Assigned task: Identify, in the records below, every line where the string "Profile" appears, and copy each such line.

※ ※ ※

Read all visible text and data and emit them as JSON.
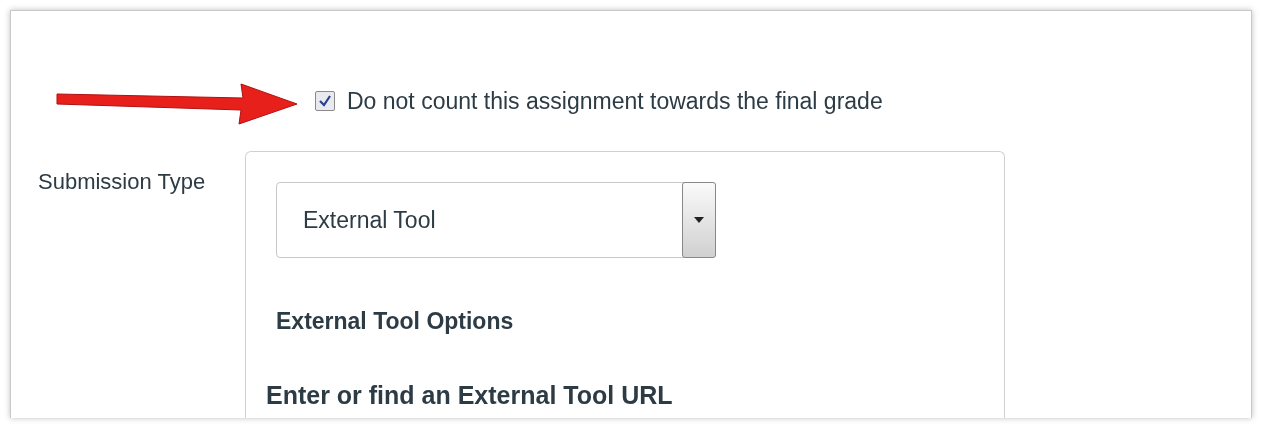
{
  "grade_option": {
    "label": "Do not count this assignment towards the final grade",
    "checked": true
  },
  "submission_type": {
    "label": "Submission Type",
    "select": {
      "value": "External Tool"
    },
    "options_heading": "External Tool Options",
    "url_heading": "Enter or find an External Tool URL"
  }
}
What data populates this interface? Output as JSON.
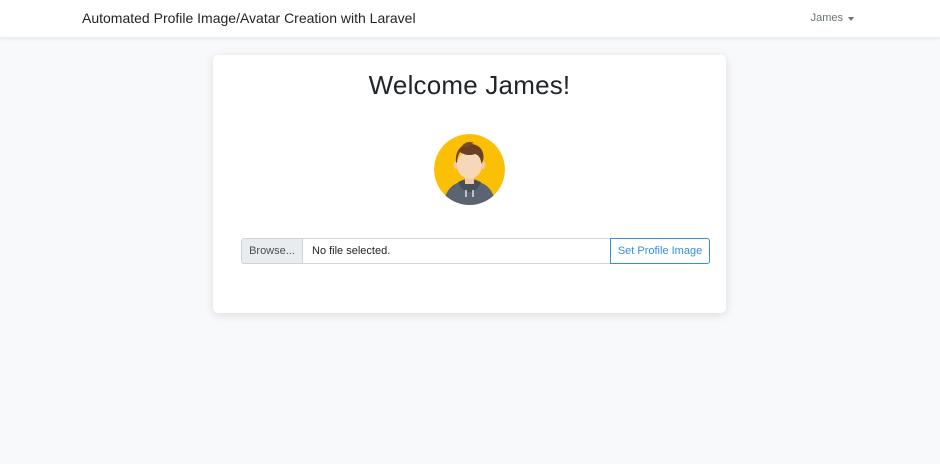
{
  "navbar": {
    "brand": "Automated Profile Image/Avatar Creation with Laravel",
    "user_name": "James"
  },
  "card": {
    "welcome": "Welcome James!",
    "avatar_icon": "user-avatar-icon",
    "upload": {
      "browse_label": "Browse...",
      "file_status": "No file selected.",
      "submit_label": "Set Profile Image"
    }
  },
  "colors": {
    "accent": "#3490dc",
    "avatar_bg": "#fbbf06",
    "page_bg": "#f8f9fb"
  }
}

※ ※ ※

Response for this exercise:
    "brand": "Automated Profile Image/Avatar Creation with Laravel",
      "submit_label": "Set Profile Image"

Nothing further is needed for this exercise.